Of course, the NRC doesn't see it that way. They think "SONGS" is singing a fine tune, humming along at quarter power. The NRC thinks the managerial / behavioral / team player problems that San Onofre is experiencing can be solved by showing minor improvements in their human performance metrics charts. Any improvement is considered proof that the problem is solvable, and to just keep going. Any decline just shows that "more needs to be done."
The NRC doesn't see that there is a culture of defiance and cover-up, of lies to the public and lies to each other, of peer pressure and hidden fears and doubt at ALL nuclear power plants, and even within their own staff! They try to hire smart people. But smart people ask: What if the activists are right? Why ARE so many highly respected scientists dead-set AGAINST nuclear power? Sure, there are a few highly qualified nuclear power supporters. But they are almost invariably specialists associated with nuclear energy. For the most part, nuclear supporters are NOT geneticists, epidemiologists, microbiologists, physicians.... humanitarians, philosophers, poets, artists... And they are not "Generalized Thinkers" who try to assess the "Big Picture." They are specialists who have, intentionally or unintentionally, MISSED the big picture.
In an Op-Ed in yesterday's Wall Street Journal, Energy Secretary / pro-nuker Steven Chu admired "Small Modular Reactors" (SMRs) as "affordable" (they aren't) and says they will be "plug and play upon arrival" (I doubt it). He estimated their earliest arrival at ten years in the future, but I wouldn't put money on that time frame (he expects Wall Street to, though). These proposed new reactors will create hazardous fission and activation products just like their big brothers, and there remains no waste solution, because radioactive waste destroys any container you put it in. Even many layers of gold would not suffice forever (though it would be a good start)...

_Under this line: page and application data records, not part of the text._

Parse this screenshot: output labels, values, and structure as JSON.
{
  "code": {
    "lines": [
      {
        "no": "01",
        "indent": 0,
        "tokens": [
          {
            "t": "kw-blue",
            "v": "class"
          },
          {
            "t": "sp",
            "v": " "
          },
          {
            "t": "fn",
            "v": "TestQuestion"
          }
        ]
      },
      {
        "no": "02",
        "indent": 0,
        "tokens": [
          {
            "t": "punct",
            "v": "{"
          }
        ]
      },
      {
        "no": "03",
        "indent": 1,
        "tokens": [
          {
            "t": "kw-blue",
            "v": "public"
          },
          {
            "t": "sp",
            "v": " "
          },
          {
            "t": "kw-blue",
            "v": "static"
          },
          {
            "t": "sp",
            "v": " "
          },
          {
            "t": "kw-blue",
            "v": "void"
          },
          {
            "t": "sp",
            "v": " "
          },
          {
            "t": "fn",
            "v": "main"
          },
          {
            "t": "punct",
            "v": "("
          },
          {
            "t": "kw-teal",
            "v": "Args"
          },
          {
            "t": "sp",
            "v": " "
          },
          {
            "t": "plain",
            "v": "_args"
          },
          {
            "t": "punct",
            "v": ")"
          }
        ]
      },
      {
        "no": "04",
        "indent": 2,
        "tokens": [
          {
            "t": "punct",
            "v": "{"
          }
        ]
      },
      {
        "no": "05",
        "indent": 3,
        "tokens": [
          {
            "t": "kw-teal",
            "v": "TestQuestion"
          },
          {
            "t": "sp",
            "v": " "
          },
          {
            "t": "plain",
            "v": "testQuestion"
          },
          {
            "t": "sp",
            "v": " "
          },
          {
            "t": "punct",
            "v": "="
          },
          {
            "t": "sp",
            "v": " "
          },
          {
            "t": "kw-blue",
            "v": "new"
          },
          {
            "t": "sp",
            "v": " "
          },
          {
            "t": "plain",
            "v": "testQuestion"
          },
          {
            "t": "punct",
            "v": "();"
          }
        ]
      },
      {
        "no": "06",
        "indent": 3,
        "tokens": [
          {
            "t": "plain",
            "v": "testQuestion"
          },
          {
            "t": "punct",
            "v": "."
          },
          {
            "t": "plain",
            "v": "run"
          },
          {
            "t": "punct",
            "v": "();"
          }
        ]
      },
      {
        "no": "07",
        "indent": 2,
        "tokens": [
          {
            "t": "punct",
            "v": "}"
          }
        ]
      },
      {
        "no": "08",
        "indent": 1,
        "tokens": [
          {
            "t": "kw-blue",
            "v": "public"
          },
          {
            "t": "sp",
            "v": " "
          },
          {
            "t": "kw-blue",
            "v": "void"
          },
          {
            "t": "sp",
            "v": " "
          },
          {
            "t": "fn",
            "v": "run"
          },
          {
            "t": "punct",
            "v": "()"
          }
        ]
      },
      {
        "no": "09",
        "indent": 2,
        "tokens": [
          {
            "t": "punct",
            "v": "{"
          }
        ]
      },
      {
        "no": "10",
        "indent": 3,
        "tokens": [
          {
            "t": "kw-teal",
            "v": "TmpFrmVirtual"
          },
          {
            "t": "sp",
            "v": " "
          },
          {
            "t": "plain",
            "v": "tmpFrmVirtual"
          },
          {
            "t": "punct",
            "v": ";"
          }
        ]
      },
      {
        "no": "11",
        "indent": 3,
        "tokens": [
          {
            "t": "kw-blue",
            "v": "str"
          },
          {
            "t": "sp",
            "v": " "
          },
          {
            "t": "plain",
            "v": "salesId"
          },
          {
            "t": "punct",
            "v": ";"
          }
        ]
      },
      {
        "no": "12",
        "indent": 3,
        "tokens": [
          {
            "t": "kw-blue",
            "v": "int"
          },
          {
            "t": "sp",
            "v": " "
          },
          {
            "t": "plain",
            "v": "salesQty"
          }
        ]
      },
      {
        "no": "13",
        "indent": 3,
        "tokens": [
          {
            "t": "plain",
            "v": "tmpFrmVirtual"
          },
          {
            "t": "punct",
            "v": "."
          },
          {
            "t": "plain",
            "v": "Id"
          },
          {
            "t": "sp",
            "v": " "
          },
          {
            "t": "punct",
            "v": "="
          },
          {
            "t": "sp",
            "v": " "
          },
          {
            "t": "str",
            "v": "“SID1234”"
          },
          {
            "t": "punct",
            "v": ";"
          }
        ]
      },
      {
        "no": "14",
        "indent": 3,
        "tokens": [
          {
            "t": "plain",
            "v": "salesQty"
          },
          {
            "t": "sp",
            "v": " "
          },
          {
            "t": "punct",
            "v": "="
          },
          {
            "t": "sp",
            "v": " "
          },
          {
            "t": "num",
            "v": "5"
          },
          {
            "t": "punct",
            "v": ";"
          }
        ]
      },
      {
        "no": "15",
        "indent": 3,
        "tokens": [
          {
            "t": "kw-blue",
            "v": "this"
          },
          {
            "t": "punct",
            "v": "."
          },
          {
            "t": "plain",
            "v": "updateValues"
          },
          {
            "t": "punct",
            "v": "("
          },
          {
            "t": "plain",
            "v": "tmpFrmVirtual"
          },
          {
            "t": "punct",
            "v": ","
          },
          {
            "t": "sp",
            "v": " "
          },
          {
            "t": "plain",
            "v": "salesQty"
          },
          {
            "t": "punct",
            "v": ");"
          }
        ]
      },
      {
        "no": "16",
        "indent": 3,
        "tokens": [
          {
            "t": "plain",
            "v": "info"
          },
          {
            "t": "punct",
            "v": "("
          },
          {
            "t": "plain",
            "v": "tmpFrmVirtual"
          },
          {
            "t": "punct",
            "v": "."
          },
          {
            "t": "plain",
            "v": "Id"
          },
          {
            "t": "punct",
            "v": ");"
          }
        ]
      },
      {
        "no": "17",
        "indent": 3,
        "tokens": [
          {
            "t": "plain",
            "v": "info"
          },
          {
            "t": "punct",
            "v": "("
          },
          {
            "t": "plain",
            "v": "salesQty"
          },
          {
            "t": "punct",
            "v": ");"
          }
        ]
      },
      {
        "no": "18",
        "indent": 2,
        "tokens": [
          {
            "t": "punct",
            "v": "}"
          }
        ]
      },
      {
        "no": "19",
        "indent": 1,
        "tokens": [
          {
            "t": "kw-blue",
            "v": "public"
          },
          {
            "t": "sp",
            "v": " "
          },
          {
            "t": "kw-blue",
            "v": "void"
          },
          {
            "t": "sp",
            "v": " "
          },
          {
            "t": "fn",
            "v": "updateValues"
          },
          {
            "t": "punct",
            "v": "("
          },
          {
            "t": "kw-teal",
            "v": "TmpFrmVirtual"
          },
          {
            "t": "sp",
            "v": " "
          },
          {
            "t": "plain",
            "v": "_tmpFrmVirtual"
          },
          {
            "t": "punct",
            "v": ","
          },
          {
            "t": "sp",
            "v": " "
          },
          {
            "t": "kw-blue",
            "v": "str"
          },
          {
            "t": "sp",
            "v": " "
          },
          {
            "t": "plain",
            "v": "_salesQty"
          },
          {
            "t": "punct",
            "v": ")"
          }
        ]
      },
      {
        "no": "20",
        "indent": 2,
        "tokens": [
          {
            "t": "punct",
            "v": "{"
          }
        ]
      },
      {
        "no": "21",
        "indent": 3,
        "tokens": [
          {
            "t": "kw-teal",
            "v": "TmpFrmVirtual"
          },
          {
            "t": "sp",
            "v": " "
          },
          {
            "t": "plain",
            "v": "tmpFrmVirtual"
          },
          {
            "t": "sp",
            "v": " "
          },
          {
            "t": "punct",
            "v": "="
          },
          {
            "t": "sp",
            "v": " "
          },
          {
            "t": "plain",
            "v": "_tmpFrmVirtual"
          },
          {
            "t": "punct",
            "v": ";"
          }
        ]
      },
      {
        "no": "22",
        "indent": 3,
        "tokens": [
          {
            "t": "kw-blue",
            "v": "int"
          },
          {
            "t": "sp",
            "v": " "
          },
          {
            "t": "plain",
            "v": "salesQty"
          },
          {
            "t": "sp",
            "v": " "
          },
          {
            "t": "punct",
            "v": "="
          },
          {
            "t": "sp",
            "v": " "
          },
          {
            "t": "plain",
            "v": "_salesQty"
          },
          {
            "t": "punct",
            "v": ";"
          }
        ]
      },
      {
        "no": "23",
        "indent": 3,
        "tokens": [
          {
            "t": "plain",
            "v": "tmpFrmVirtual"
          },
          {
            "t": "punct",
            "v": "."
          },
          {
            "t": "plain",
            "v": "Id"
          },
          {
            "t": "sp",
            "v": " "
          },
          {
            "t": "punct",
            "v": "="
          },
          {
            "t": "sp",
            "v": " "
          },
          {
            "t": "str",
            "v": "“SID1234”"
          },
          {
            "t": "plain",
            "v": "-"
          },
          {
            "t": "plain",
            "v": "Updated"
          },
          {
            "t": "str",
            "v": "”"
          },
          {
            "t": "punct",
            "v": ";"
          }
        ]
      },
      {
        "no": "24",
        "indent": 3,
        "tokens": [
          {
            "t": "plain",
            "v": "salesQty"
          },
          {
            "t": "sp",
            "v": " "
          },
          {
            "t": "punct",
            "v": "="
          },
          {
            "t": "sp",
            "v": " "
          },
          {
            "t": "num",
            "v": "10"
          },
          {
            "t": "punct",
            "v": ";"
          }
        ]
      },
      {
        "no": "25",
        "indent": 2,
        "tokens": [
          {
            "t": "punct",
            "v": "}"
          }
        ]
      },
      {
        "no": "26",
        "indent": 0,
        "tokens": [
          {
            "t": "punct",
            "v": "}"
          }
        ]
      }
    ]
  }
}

Every nuclear power plant, including Chu's proposed SMRs, are weapons for terrorists and other enemies of humanity. They are prone to failure and even constant vigilance clearly wouldn't be enough -- if it existed.